The 50-year-old became president of the Association of Chief Police Officers after seven years in charge of the fledgling Police Service of Northern Ireland (PSNI).
He took charge of the PSNI in a period of unprecedented change for law enforcement in the region, as policing was fundamentally restructured under the terms of the Good Friday Peace Agreement.
The senior officer has been credited with navigating the organisation through a difficult phase, but leaves in the wake of a murder of an officer and two British soldiers by dissident republicans.
Three people have been charged in connection with the killing of Stephen Carroll (48) in Craigavon and one with the murders of Sappers Mark Quinsey (23) and Patrick Azimkar (21) outside an Army barracks in Antrim.
Sir Hugh’s tenure was also marked by a failure to solve several high-profile crimes, including the Omagh bombing, the £26m Northern Bank robbery and the murder of Belfast man Robert McCartney.
His personal life was not without controversy either, as revelations about an extra-marital affair with Denise Weston, an officer he knew from his days at the Met, caused him deep embarrassment.
He was appointed Chief Constable in 2002 and from the outset earned a reputation as a straight talker who never shied away from contentious issues.
Former assistant chief constable Peter Sheridan remembers him as a man not afraid to fight his corner.
“If he believed in something he would have fought on that basis,” he said.
“He had to walk that aisle between a cop with a good operational sense and also one who had the ability to deal with the politics.

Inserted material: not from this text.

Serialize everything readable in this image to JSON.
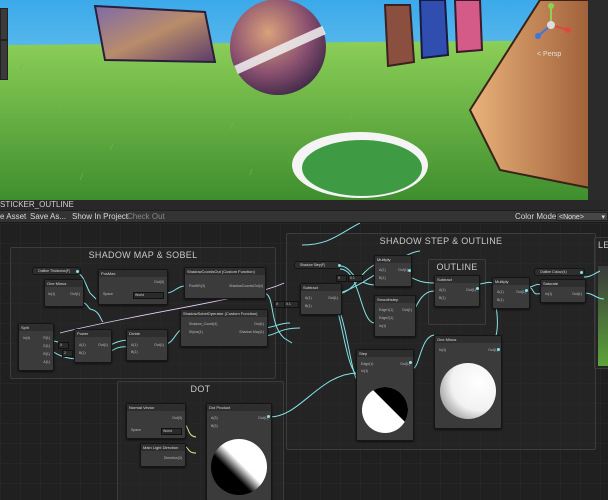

He walked that aisle and that’s a difficult aisle to walk in Northern Ireland.”
Originally from Haslemere in Surrey, he joined the Met in 1977 and rapidly rose through the ranks with spells in Brixton, Greenwich and Hounslow.
A keen historian, he went to Northern Ireland with experience of the patch, having led a 1999 Met inquiry into claims of RUC collusion with loyalist paramilitaries.

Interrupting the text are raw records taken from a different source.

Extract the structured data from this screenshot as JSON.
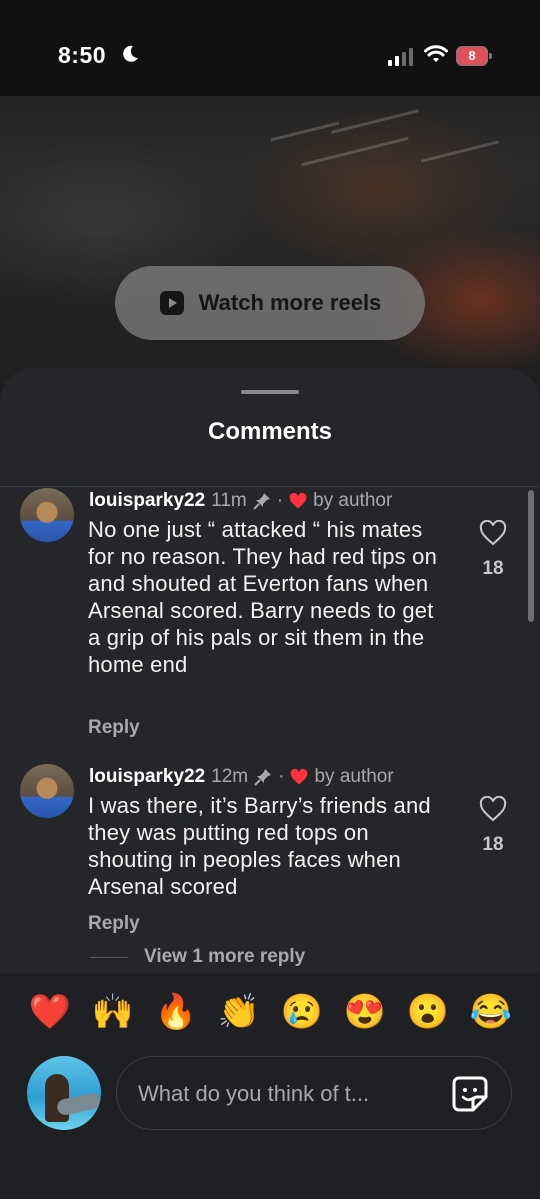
{
  "status_bar": {
    "time": "8:50",
    "battery": "8"
  },
  "video": {
    "watch_more_label": "Watch more reels"
  },
  "comments_sheet": {
    "title": "Comments",
    "comments": [
      {
        "username": "louisparky22",
        "time": "11m",
        "liked_by": "by author",
        "text": "No one just “ attacked “ his mates for no reason. They had red tips on and shouted at Everton fans when Arsenal scored. Barry needs to get a grip of his pals or sit them in the home end",
        "reply_label": "Reply",
        "likes": "18"
      },
      {
        "username": "louisparky22",
        "time": "12m",
        "liked_by": "by author",
        "text": "I was there, it’s Barry’s friends and they was putting red tops on shouting in peoples faces when Arsenal scored",
        "reply_label": "Reply",
        "likes": "18"
      }
    ],
    "view_more_replies": "View 1 more reply"
  },
  "composer": {
    "reactions": [
      "❤️",
      "🙌",
      "🔥",
      "👏",
      "😢",
      "😍",
      "😮",
      "😂"
    ],
    "placeholder": "What do you think of t..."
  },
  "colors": {
    "sheet_bg": "#252629",
    "like_heart": "#ff3040",
    "battery_low": "#e0505a"
  }
}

Sir Hugh, an avid Bruce Springsteen fan, was a regular at concerts and charity functions in Belfast, gaining a reputation for his dry wit and self-deprecating anecdotes.